DEARBORN, MI – More 85 percent of each Ford vehicle today is recyclable, thanks to the Ford Core Recovery Program which celebrates 10 years in 2013.
About 120 million pounds of damaged vehicle parts have been processed through Ford’s recycling and remanufacturing program since its inception in 2003.
In addition to keeping those parts out of landfills, reusing parts as often as possible helps control costs and quality while conserving valuable resources. It also gives new life to vehicle components otherwise destined for a junkyard or landfill.
In the last two years, bumpers and headlights were added to the list of parts recycled or remanufactured through the program. In the short time since, about 62,000 bumpers have been collected while about 26,000 headlights have been recycled.
The program oversees collection, remanufacturing and recycling of damaged parts – everything from small sensors and fuel injectors to large engine parts – from Ford vehicles that have been repaired through the company’s dealer network.
Several issues necessitated the program – from more complex and expensive parts in cars and trucks to a need to get more control over the sale of aftermarket components to a need to recycle more.
“Most parts that come back to us through the program still have a lot of life left,” says Kim Goering , manager of Ford’s remanufacturing and recycling programs. “That makes a strong business case to do whatever we can to extend the life of these components. Even more important, however, is that Ford strongly believes it’s just the right thing to do from an environmental perspective.”
Dealers pay a core charge on each new part bought from Ford to replace a damaged one. When the original damaged part is returned to Ford, the dealer gets the core charge amount back – just like when you buy parts like batteries, starters and alternators at your local auto parts store.

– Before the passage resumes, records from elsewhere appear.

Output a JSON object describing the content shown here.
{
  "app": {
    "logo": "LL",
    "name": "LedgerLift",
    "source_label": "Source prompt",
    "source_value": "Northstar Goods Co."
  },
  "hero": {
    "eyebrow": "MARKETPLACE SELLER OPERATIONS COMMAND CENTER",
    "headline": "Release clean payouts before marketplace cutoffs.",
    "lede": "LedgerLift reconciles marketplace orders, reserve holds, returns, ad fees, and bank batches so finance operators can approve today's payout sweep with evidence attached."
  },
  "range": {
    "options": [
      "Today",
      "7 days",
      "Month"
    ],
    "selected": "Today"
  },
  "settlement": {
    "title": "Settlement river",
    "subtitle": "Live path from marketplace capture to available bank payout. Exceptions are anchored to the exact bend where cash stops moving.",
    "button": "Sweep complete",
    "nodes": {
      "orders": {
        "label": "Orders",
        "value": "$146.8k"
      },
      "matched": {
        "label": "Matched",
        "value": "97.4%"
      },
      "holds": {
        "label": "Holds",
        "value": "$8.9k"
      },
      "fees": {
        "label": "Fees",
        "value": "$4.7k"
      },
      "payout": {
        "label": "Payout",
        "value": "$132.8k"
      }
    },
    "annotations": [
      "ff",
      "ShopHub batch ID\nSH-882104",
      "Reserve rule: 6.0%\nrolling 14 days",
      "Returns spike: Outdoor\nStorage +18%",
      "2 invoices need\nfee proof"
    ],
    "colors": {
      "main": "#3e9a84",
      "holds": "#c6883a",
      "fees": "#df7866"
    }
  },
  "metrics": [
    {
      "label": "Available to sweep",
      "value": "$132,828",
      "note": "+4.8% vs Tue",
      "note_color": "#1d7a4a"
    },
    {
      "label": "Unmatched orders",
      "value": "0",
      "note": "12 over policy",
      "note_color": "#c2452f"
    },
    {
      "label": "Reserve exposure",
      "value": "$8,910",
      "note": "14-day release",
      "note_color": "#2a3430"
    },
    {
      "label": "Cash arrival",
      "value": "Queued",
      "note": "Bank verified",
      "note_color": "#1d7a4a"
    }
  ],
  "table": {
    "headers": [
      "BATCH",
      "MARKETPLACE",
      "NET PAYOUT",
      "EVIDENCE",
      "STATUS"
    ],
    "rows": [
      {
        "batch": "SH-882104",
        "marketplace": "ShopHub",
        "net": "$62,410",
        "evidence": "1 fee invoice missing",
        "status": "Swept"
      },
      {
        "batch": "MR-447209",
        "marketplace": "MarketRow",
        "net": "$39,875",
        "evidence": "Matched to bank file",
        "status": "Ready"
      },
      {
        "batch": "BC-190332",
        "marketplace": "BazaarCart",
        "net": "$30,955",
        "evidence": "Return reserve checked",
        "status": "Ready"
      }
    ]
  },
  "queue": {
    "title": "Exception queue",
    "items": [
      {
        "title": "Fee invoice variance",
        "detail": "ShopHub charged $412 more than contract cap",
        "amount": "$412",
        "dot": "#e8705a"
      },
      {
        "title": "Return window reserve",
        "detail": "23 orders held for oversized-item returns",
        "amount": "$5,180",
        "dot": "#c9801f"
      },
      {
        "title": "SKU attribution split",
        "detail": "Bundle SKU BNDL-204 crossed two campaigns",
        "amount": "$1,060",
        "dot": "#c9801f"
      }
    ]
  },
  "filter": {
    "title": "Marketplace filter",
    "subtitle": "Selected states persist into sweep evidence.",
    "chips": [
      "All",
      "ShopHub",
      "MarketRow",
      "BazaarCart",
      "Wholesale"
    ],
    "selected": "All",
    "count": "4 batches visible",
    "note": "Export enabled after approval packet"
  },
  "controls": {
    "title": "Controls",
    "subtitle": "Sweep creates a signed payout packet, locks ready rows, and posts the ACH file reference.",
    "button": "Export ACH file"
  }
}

More information about the Ford Core Recovery Program read the full release here.
SOURCE: Ford Motor Company